### PROBLEM STATEMENT
Give back all of the data exactly, with every picture omitted.
=== RECORD EXCERPTS ===
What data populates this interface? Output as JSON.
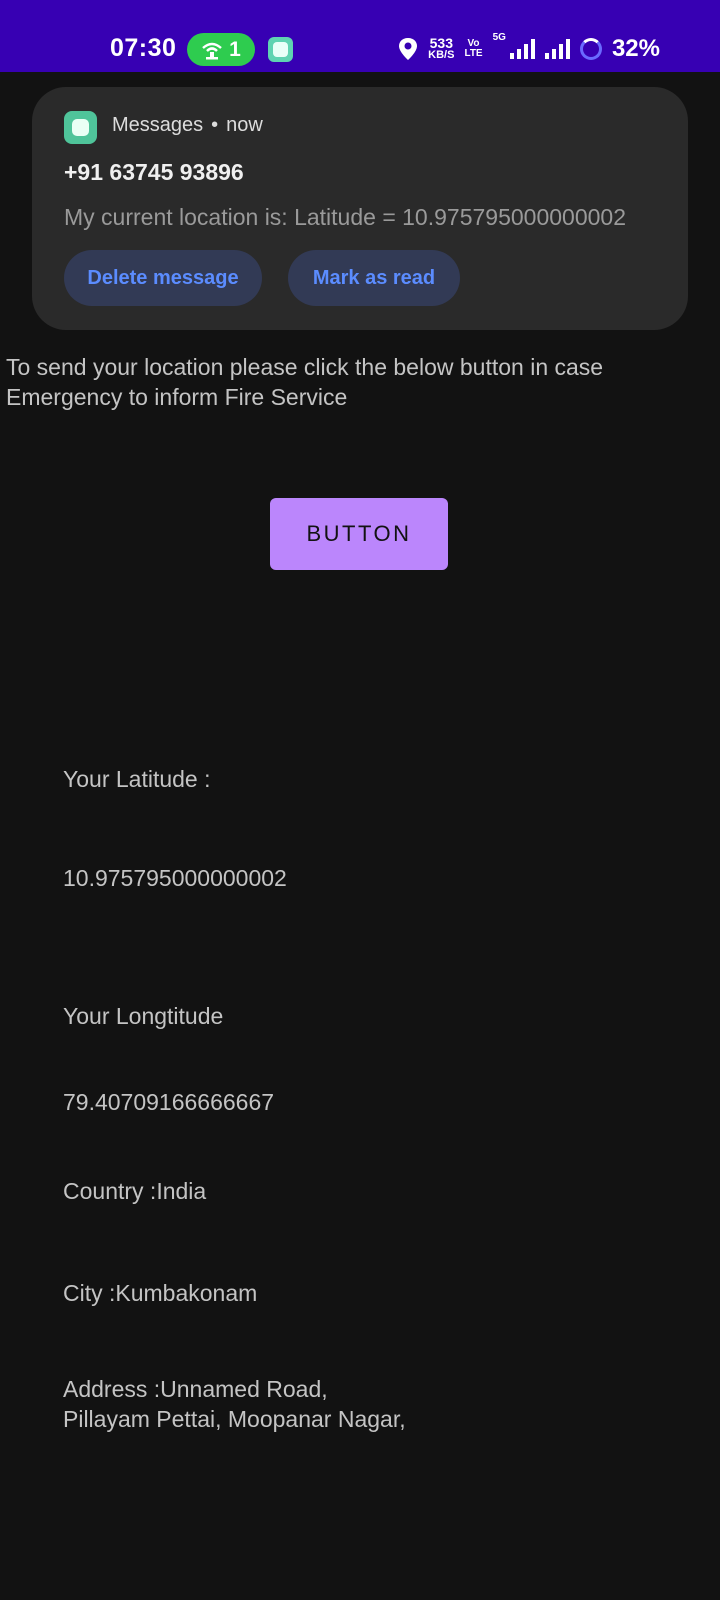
{
  "status_bar": {
    "time": "07:30",
    "hotspot_count": "1",
    "net_speed_value": "533",
    "net_speed_unit": "KB/S",
    "volte_top": "Vo",
    "volte_bottom": "LTE",
    "network_type": "5G",
    "battery": "32%",
    "bg_color": "#3700b3"
  },
  "notification": {
    "app_name": "Messages",
    "separator": "•",
    "time": "now",
    "sender": "+91 63745 93896",
    "body": "My current location is: Latitude = 10.975795000000002",
    "actions": {
      "delete": "Delete message",
      "read": "Mark as read"
    }
  },
  "main": {
    "instruction": "To send your location please click the below button in case Emergency to inform Fire Service",
    "button_label": "BUTTON",
    "latitude_label": "Your Latitude :",
    "latitude_value": "10.975795000000002",
    "longitude_label": "Your Longtitude",
    "longitude_value": "79.40709166666667",
    "country": "Country :India",
    "city": "City :Kumbakonam",
    "address_line1": "Address :Unnamed Road,",
    "address_line2": "Pillayam Pettai, Moopanar Nagar,",
    "accent_color": "#bb86fc"
  }
}
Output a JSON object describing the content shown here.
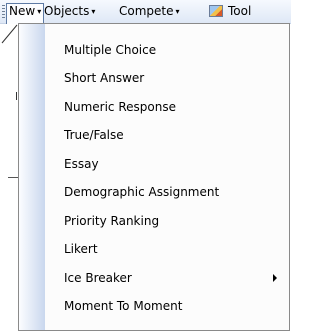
{
  "menubar": {
    "items": [
      {
        "label": "New"
      },
      {
        "label": "Objects"
      },
      {
        "label": "Compete"
      },
      {
        "label": "Tool"
      }
    ],
    "arrow_glyph": "▾",
    "tools_icon": "tools-icon"
  },
  "dropdown": {
    "items": [
      {
        "label": "Multiple Choice"
      },
      {
        "label": "Short Answer"
      },
      {
        "label": "Numeric Response"
      },
      {
        "label": "True/False"
      },
      {
        "label": "Essay"
      },
      {
        "label": "Demographic Assignment"
      },
      {
        "label": "Priority Ranking"
      },
      {
        "label": "Likert"
      },
      {
        "label": "Ice Breaker",
        "has_submenu": true
      },
      {
        "label": "Moment To Moment"
      }
    ]
  },
  "colors": {
    "active_border": "#5d7aa4",
    "gutter_end": "#c9d7ee"
  }
}
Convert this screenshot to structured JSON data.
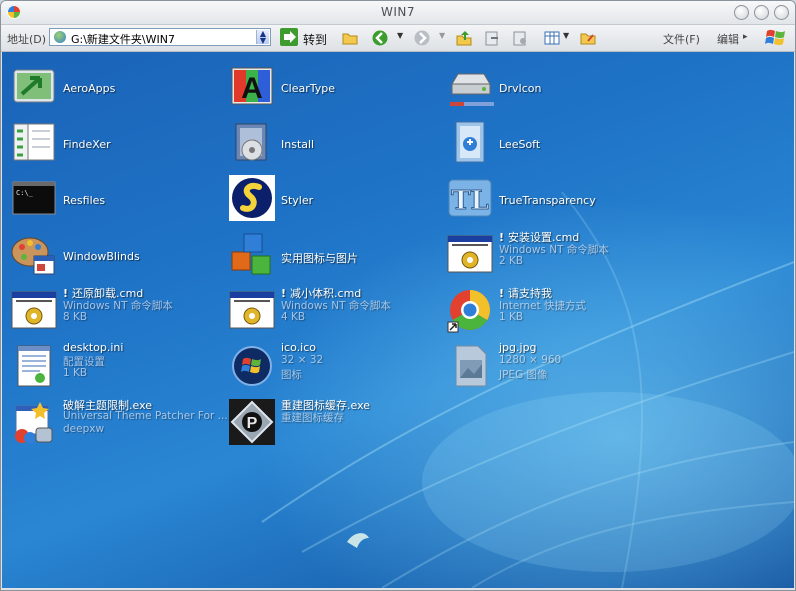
{
  "window": {
    "title": "WIN7"
  },
  "toolbar": {
    "address_label": "地址(D)",
    "address_value": "G:\\新建文件夹\\WIN7",
    "go_label": "转到",
    "menu_file": "文件(F)",
    "menu_edit": "编辑",
    "menu_more": "▸"
  },
  "items": [
    {
      "name": "AeroApps",
      "icon": "aeroapps-icon"
    },
    {
      "name": "ClearType",
      "icon": "cleartype-icon"
    },
    {
      "name": "DrvIcon",
      "icon": "drive-icon"
    },
    {
      "name": "FindeXer",
      "icon": "findexer-icon"
    },
    {
      "name": "Install",
      "icon": "install-icon"
    },
    {
      "name": "LeeSoft",
      "icon": "leesoft-icon"
    },
    {
      "name": "Resfiles",
      "icon": "console-icon"
    },
    {
      "name": "Styler",
      "icon": "styler-icon"
    },
    {
      "name": "TrueTransparency",
      "icon": "truetransparency-icon"
    },
    {
      "name": "WindowBlinds",
      "icon": "windowblinds-icon"
    },
    {
      "name": "实用图标与图片",
      "icon": "cubes-icon"
    },
    {
      "name": "安装设置.cmd",
      "sub1": "Windows NT 命令脚本",
      "sub2": "2 KB",
      "icon": "cmd-script-icon",
      "bang": "!"
    },
    {
      "name": "还原卸载.cmd",
      "sub1": "Windows NT 命令脚本",
      "sub2": "8 KB",
      "icon": "cmd-script-icon",
      "bang": "!"
    },
    {
      "name": "减小体积.cmd",
      "sub1": "Windows NT 命令脚本",
      "sub2": "4 KB",
      "icon": "cmd-script-icon",
      "bang": "!"
    },
    {
      "name": "请支持我",
      "sub1": "Internet 快捷方式",
      "sub2": "1 KB",
      "icon": "chrome-shortcut-icon",
      "bang": "!"
    },
    {
      "name": "desktop.ini",
      "sub1": "配置设置",
      "sub2": "1 KB",
      "icon": "notepad-icon"
    },
    {
      "name": "ico.ico",
      "sub1": "32 × 32",
      "sub2": "图标",
      "icon": "windows-orb-icon"
    },
    {
      "name": "jpg.jpg",
      "sub1": "1280 × 960",
      "sub2": "JPEG 图像",
      "icon": "jpeg-file-icon"
    },
    {
      "name": "破解主题限制.exe",
      "sub1": "Universal Theme Patcher For ...",
      "sub2": "deepxw",
      "icon": "theme-patcher-icon"
    },
    {
      "name": "重建图标缓存.exe",
      "sub1": "重建图标缓存",
      "icon": "rebuild-cache-icon"
    }
  ]
}
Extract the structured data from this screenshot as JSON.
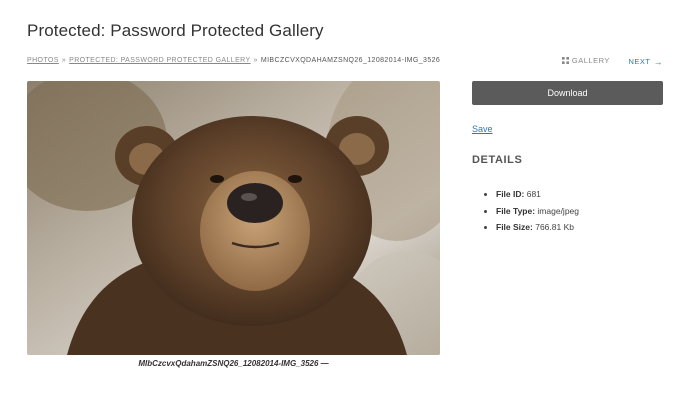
{
  "page": {
    "title": "Protected: Password Protected Gallery"
  },
  "breadcrumb": {
    "items": [
      "PHOTOS",
      "PROTECTED: PASSWORD PROTECTED GALLERY",
      "MIBCZCVXQDAHAMZSNQ26_12082014-IMG_3526"
    ],
    "separator": "»"
  },
  "nav": {
    "gallery_label": "GALLERY",
    "next_label": "NEXT",
    "icons": [
      "grid-icon",
      "arrow-right-icon"
    ],
    "accent_color": "#2b7bb8"
  },
  "photo": {
    "caption": "MIbCzcvxQdahamZSNQ26_12082014-IMG_3526 —"
  },
  "sidebar": {
    "download_label": "Download",
    "save_label": "Save",
    "details_heading": "DETAILS",
    "details": [
      {
        "label": "File ID:",
        "value": "681"
      },
      {
        "label": "File Type:",
        "value": "image/jpeg"
      },
      {
        "label": "File Size:",
        "value": "766.81 Kb"
      }
    ],
    "button_color": "#5b5b5b"
  }
}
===
### RESPONSE TO THE EXERCISE
What data populates this interface? Output as JSON.
{
  "status_bar": {
    "time": "07:30",
    "hotspot_count": "1",
    "net_speed_value": "533",
    "net_speed_unit": "KB/S",
    "volte_top": "Vo",
    "volte_bottom": "LTE",
    "network_type": "5G",
    "battery": "32%",
    "bg_color": "#3700b3"
  },
  "notification": {
    "app_name": "Messages",
    "separator": "•",
    "time": "now",
    "sender": "+91 63745 93896",
    "body": "My current location is: Latitude = 10.975795000000002",
    "actions": {
      "delete": "Delete message",
      "read": "Mark as read"
    }
  },
  "main": {
    "instruction": "To send your location please click the below button in case Emergency to inform Fire Service",
    "button_label": "BUTTON",
    "latitude_label": "Your Latitude :",
    "latitude_value": "10.975795000000002",
    "longitude_label": "Your Longtitude",
    "longitude_value": "79.40709166666667",
    "country": "Country :India",
    "city": "City :Kumbakonam",
    "address_line1": "Address :Unnamed Road,",
    "address_line2": "Pillayam Pettai, Moopanar Nagar,",
    "accent_color": "#bb86fc"
  }
}
Output a JSON object describing the content shown here.
{
  "menubar": {
    "items": [
      {
        "label": "New"
      },
      {
        "label": "Objects"
      },
      {
        "label": "Compete"
      },
      {
        "label": "Tool"
      }
    ],
    "arrow_glyph": "▾",
    "tools_icon": "tools-icon"
  },
  "dropdown": {
    "items": [
      {
        "label": "Multiple Choice"
      },
      {
        "label": "Short Answer"
      },
      {
        "label": "Numeric Response"
      },
      {
        "label": "True/False"
      },
      {
        "label": "Essay"
      },
      {
        "label": "Demographic Assignment"
      },
      {
        "label": "Priority Ranking"
      },
      {
        "label": "Likert"
      },
      {
        "label": "Ice Breaker",
        "has_submenu": true
      },
      {
        "label": "Moment To Moment"
      }
    ]
  },
  "colors": {
    "active_border": "#5d7aa4",
    "gutter_end": "#c9d7ee"
  }
}
Convert this screenshot to structured JSON data.
{
  "window": {
    "title": "WIN7"
  },
  "toolbar": {
    "address_label": "地址(D)",
    "address_value": "G:\\新建文件夹\\WIN7",
    "go_label": "转到",
    "menu_file": "文件(F)",
    "menu_edit": "编辑",
    "menu_more": "▸"
  },
  "items": [
    {
      "name": "AeroApps",
      "icon": "aeroapps-icon"
    },
    {
      "name": "ClearType",
      "icon": "cleartype-icon"
    },
    {
      "name": "DrvIcon",
      "icon": "drive-icon"
    },
    {
      "name": "FindeXer",
      "icon": "findexer-icon"
    },
    {
      "name": "Install",
      "icon": "install-icon"
    },
    {
      "name": "LeeSoft",
      "icon": "leesoft-icon"
    },
    {
      "name": "Resfiles",
      "icon": "console-icon"
    },
    {
      "name": "Styler",
      "icon": "styler-icon"
    },
    {
      "name": "TrueTransparency",
      "icon": "truetransparency-icon"
    },
    {
      "name": "WindowBlinds",
      "icon": "windowblinds-icon"
    },
    {
      "name": "实用图标与图片",
      "icon": "cubes-icon"
    },
    {
      "name": "安装设置.cmd",
      "sub1": "Windows NT 命令脚本",
      "sub2": "2 KB",
      "icon": "cmd-script-icon",
      "bang": "!"
    },
    {
      "name": "还原卸载.cmd",
      "sub1": "Windows NT 命令脚本",
      "sub2": "8 KB",
      "icon": "cmd-script-icon",
      "bang": "!"
    },
    {
      "name": "减小体积.cmd",
      "sub1": "Windows NT 命令脚本",
      "sub2": "4 KB",
      "icon": "cmd-script-icon",
      "bang": "!"
    },
    {
      "name": "请支持我",
      "sub1": "Internet 快捷方式",
      "sub2": "1 KB",
      "icon": "chrome-shortcut-icon",
      "bang": "!"
    },
    {
      "name": "desktop.ini",
      "sub1": "配置设置",
      "sub2": "1 KB",
      "icon": "notepad-icon"
    },
    {
      "name": "ico.ico",
      "sub1": "32 × 32",
      "sub2": "图标",
      "icon": "windows-orb-icon"
    },
    {
      "name": "jpg.jpg",
      "sub1": "1280 × 960",
      "sub2": "JPEG 图像",
      "icon": "jpeg-file-icon"
    },
    {
      "name": "破解主题限制.exe",
      "sub1": "Universal Theme Patcher For ...",
      "sub2": "deepxw",
      "icon": "theme-patcher-icon"
    },
    {
      "name": "重建图标缓存.exe",
      "sub1": "重建图标缓存",
      "icon": "rebuild-cache-icon"
    }
  ]
}
Extract the structured data from this screenshot as JSON.
{
  "page": {
    "title": "Protected: Password Protected Gallery"
  },
  "breadcrumb": {
    "items": [
      "PHOTOS",
      "PROTECTED: PASSWORD PROTECTED GALLERY",
      "MIBCZCVXQDAHAMZSNQ26_12082014-IMG_3526"
    ],
    "separator": "»"
  },
  "nav": {
    "gallery_label": "GALLERY",
    "next_label": "NEXT",
    "icons": [
      "grid-icon",
      "arrow-right-icon"
    ],
    "accent_color": "#2b7bb8"
  },
  "photo": {
    "caption": "MIbCzcvxQdahamZSNQ26_12082014-IMG_3526 —"
  },
  "sidebar": {
    "download_label": "Download",
    "save_label": "Save",
    "details_heading": "DETAILS",
    "details": [
      {
        "label": "File ID:",
        "value": "681"
      },
      {
        "label": "File Type:",
        "value": "image/jpeg"
      },
      {
        "label": "File Size:",
        "value": "766.81 Kb"
      }
    ],
    "button_color": "#5b5b5b"
  }
}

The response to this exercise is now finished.